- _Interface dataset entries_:

__________

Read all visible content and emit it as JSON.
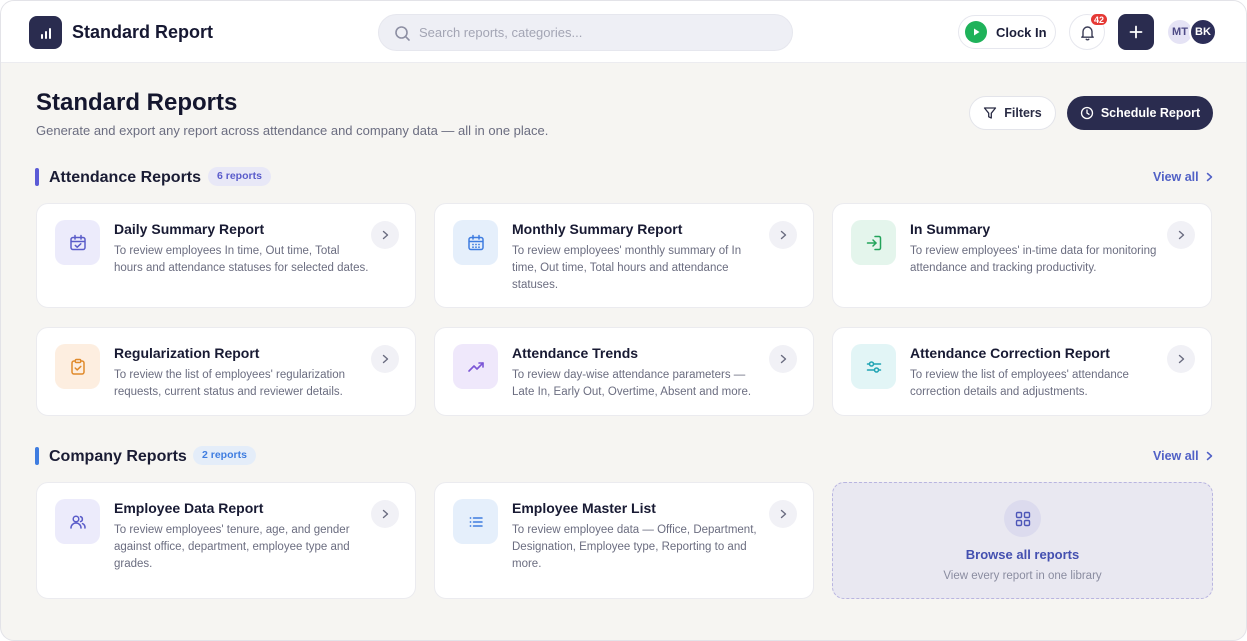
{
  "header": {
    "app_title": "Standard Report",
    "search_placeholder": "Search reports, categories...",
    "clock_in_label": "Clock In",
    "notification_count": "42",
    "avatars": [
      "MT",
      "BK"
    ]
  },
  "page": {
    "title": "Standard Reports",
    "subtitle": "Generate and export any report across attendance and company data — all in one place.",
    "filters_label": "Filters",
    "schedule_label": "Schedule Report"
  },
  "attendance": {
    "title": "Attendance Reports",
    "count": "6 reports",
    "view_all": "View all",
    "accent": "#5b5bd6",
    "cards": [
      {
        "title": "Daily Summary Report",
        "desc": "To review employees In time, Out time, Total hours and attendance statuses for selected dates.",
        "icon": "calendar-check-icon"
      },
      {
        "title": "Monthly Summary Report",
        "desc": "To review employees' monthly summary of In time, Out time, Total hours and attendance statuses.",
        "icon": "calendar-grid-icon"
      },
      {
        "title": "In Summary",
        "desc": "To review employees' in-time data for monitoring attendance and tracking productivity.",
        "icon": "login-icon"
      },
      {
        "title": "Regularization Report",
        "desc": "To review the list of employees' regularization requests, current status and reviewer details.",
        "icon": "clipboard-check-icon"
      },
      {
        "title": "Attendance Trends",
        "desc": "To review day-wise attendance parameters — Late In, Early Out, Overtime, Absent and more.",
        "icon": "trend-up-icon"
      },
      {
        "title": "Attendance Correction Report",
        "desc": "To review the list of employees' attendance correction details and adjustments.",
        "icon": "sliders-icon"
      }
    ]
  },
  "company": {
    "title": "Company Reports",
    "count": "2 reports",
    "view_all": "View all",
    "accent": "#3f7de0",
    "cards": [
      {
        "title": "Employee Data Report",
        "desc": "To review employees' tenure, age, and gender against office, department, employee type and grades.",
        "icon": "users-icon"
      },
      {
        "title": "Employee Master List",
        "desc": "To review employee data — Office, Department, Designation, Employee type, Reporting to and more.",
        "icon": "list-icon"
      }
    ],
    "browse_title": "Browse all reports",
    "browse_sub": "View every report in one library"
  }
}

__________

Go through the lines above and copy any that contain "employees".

- _Answer for the task_:
        "desc": "To review employees In time, Out time, Total hours and attendance statuses for selected dates.",
        "desc": "To review employees' monthly summary of In time, Out time, Total hours and attendance statuses.",
        "desc": "To review employees' in-time data for monitoring attendance and tracking productivity.",
        "desc": "To review the list of employees' regularization requests, current status and reviewer details.",
        "desc": "To review the list of employees' attendance correction details and adjustments.",
        "desc": "To review employees' tenure, age, and gender against office, department, employee type and grades.",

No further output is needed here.